A term popularised by Julia Kristeva in her analysis of Bakhtin’s concepts Dialogism and Carnival, intertextuality is a concept that informs structuralist poststructuralist deliberations in its contention that individual texts are inescapably related to other texts in a matrix of irreducible plural and provisional meanings. The term is used to signify the multiple ways in which any one literary text is made up of other texts, by means of its implicit or explicit allusions, citations, its repetitions and transformations of the formal and substantive features of earner texts, or simply its unavoidable participation in the common stock of linguistic and literary conventions and procedures that are “always already” in place.
In Kristeva’s formulation, any text is an “intertext” — the site of an intersection of numberless texts and existing only through its relation with other texts. This idea was anticipated in Barthes’ idea of the text as “a tissue of quotations”, as “fluid”, with many levels of meaning. The concept of intertextuality defuses the traditional humanist notion of the text as a self-contained, autonomous entity in the view that it is but a weave” of codes from other texts or discourses such as that of history, social conditions, philosophy, theology and so on.
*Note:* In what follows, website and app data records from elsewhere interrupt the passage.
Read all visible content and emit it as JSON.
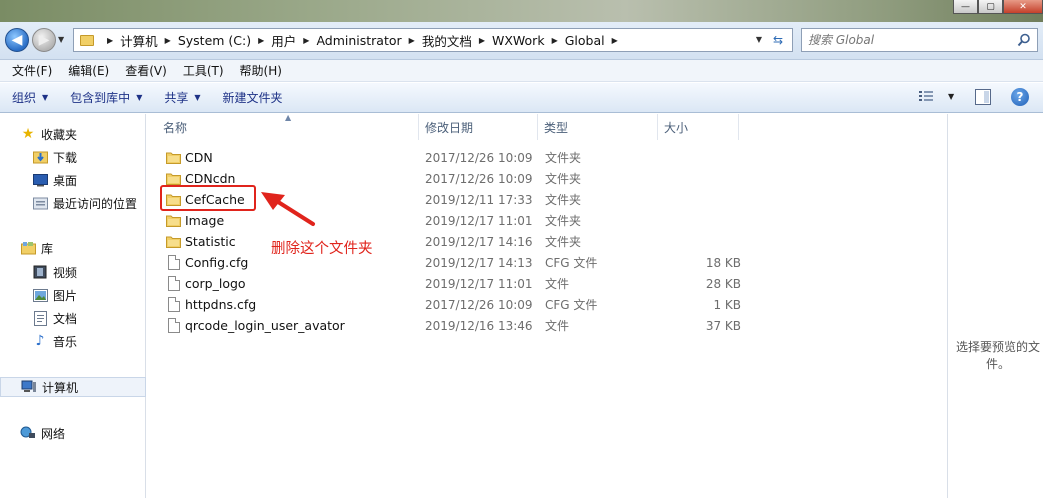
{
  "window": {
    "minimize_glyph": "—",
    "maximize_glyph": "▢",
    "close_glyph": "✕"
  },
  "address": {
    "back_glyph": "◀",
    "forward_glyph": "▶",
    "breadcrumb": [
      "计算机",
      "System (C:)",
      "用户",
      "Administrator",
      "我的文档",
      "WXWork",
      "Global"
    ],
    "refresh_glyph": "⇆",
    "search_placeholder": "搜索 Global"
  },
  "menu": [
    "文件(F)",
    "编辑(E)",
    "查看(V)",
    "工具(T)",
    "帮助(H)"
  ],
  "commands": {
    "organize": "组织",
    "include_in_library": "包含到库中",
    "share": "共享",
    "new_folder": "新建文件夹",
    "help_glyph": "?"
  },
  "nav": {
    "favorites": "收藏夹",
    "downloads": "下载",
    "desktop": "桌面",
    "recent": "最近访问的位置",
    "libraries": "库",
    "videos": "视频",
    "pictures": "图片",
    "documents": "文档",
    "music": "音乐",
    "computer": "计算机",
    "network": "网络"
  },
  "columns": {
    "name": "名称",
    "date": "修改日期",
    "type": "类型",
    "size": "大小"
  },
  "files": [
    {
      "name": "CDN",
      "date": "2017/12/26 10:09",
      "type": "文件夹",
      "size": "",
      "kind": "folder"
    },
    {
      "name": "CDNcdn",
      "date": "2017/12/26 10:09",
      "type": "文件夹",
      "size": "",
      "kind": "folder"
    },
    {
      "name": "CefCache",
      "date": "2019/12/11 17:33",
      "type": "文件夹",
      "size": "",
      "kind": "folder"
    },
    {
      "name": "Image",
      "date": "2019/12/17 11:01",
      "type": "文件夹",
      "size": "",
      "kind": "folder"
    },
    {
      "name": "Statistic",
      "date": "2019/12/17 14:16",
      "type": "文件夹",
      "size": "",
      "kind": "folder"
    },
    {
      "name": "Config.cfg",
      "date": "2019/12/17 14:13",
      "type": "CFG 文件",
      "size": "18 KB",
      "kind": "file"
    },
    {
      "name": "corp_logo",
      "date": "2019/12/17 11:01",
      "type": "文件",
      "size": "28 KB",
      "kind": "file"
    },
    {
      "name": "httpdns.cfg",
      "date": "2017/12/26 10:09",
      "type": "CFG 文件",
      "size": "1 KB",
      "kind": "file"
    },
    {
      "name": "qrcode_login_user_avator",
      "date": "2019/12/16 13:46",
      "type": "文件",
      "size": "37 KB",
      "kind": "file"
    }
  ],
  "annotation": {
    "text": "删除这个文件夹",
    "color": "#e0241c"
  },
  "preview": {
    "message": "选择要预览的文件。"
  }
}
Intertextuality vindicates the Derridean view that there is nothing outside the text — which means that all meanings reside in the interpretation and re-interpretation of texts and that no text exists outside its interpretation. The intertextual productions are thus fundamental to literary production, involving particular ways of seeing based on power relations, forms of resistance and so on, which have their import in various theoretical disciplines including Marxism, Feminism and Postcolonialism.